1199SEIU members at Albany County Nursing Home (ACNH), a publicly-run skilled nursing facility in New York’s Capital Region, are sighing with relief, for a while at least. At the July meeting of the Albany County Legislature, the 39-member elected body voted overwhelmingly to approve the workers’ contract, the final step in a long process. The agreement was ratified by the membership and signed by the county executive in late May.
“We haven’t had a new contract since 2009 – we’ve been working under uncertain conditions for a long time,” said Donna McBean, a registered nurse at ACNH for more than 20 years. ”After many bargaining sessions, chapter meetings, discussions, meetings with elected officials and public testimonials—we finally have a contract that will provide us with some stability, in uncertain times. For the most part, it simply keeps in place the benefits and protections we already have.”
The nursing home has been slated for either closure or privatization by some for several years. Others have advocated the building of a new facility, but approval from the NYS Department of Health has not been forthcoming. Those ever-changing options, along with the county’s financial woes, have caused much insecurity for the 250 healthcare workers, their residents and all of their families.
The contract is now in effect as of January 1, 2010, for a 4-year term, until December 31, 2013. While there will be no wage increases for the first 3 years, the contract stipulates that a wage re-opener is possible as early as January 2013.
McBean explained that there were some big wins in this contract. “Wage increases were not the major sticking point of these negotiations. Most of us are grateful to have a job and that our residents don’t have to be moved out to another nursing home.
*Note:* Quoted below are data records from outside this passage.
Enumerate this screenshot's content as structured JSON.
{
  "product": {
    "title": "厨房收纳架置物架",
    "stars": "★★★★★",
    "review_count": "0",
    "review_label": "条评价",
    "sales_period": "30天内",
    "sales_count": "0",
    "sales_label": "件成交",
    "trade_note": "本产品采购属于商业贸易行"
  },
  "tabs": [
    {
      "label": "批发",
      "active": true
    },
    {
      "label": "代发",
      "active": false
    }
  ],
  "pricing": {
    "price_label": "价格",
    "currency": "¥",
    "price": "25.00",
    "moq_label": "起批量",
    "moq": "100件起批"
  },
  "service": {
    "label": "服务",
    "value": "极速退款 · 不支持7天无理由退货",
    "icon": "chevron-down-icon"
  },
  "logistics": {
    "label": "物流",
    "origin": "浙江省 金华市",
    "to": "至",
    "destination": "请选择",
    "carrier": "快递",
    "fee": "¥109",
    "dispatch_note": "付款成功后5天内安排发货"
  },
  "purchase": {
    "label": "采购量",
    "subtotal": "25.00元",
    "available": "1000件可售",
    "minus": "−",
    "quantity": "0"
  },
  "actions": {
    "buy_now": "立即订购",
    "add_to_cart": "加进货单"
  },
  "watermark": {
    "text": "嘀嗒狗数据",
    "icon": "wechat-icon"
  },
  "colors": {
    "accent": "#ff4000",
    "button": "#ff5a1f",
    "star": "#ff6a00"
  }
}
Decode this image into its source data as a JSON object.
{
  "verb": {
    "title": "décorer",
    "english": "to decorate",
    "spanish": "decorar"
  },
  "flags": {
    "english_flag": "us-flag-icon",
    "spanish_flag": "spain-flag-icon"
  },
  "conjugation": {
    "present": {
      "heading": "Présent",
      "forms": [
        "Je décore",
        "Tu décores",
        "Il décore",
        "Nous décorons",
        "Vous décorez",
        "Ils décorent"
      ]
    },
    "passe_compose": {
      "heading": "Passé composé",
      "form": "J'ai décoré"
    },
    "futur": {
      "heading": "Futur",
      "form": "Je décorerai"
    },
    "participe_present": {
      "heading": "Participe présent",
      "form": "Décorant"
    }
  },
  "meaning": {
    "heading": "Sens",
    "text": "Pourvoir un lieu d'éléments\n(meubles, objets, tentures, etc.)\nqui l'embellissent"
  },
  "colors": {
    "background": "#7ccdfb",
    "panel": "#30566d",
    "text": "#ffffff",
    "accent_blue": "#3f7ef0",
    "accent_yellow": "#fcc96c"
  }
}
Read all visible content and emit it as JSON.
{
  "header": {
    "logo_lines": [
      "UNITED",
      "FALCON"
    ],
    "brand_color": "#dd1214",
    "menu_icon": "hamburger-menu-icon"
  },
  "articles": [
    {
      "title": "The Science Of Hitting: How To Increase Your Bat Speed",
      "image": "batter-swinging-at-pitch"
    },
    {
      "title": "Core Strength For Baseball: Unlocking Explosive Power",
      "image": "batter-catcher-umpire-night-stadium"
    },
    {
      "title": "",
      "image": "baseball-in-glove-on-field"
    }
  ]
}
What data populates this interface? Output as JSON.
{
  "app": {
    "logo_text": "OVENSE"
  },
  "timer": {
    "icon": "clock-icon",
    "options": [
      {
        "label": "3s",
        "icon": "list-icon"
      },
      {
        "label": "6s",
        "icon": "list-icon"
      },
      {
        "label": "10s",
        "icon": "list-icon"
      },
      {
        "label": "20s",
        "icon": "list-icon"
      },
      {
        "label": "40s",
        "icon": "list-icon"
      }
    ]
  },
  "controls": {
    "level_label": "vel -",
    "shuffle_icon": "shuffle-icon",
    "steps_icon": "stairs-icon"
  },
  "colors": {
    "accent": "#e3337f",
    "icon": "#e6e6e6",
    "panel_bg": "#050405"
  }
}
In the end, we were able to settle a contract with no give-backs.
“That’s a big deal nowadays,” she said.
The biggest victory came when county management agreed that changing workers’ schedules from the industry standard of every other weekend to one of four days on/two days off was a step in the wrong direction. That plan would have meant that many caregivers would have a Saturday-Sunday weekend off about every six months.
Robina Webb, a longtime CNA said, “We have children. We have grandchildren. We deserve to be able to spend time with them. And, the 4/2 proposal would have done nothing to promote continuity of care. Frankly, we think workers would leave the nursing home under those circumstances, and that wouldn’t have been good for anyone. I’m glad the county understands that now.”
In addition to keeping their schedules, workers also pushed back management proposals that would have changed overtime policies, increased health insurance premiums and co-pays for some members and modified the steps of the current disciplinary process.
The next critical issue before the county legislature concerns the approval of $700,000 in federally mandated sprinkler improvements, which must be finished by next August or the nursing home is at risk of losing federal funds.
Members of the two bargaining units at ACNH, the RNs and service and maintenance employees, work closely in matters of both healthcare delivery and union issues. The service and maintenance unit includes LPNs, CNAs, dietary, housekeeping, laundry and maintenance workers.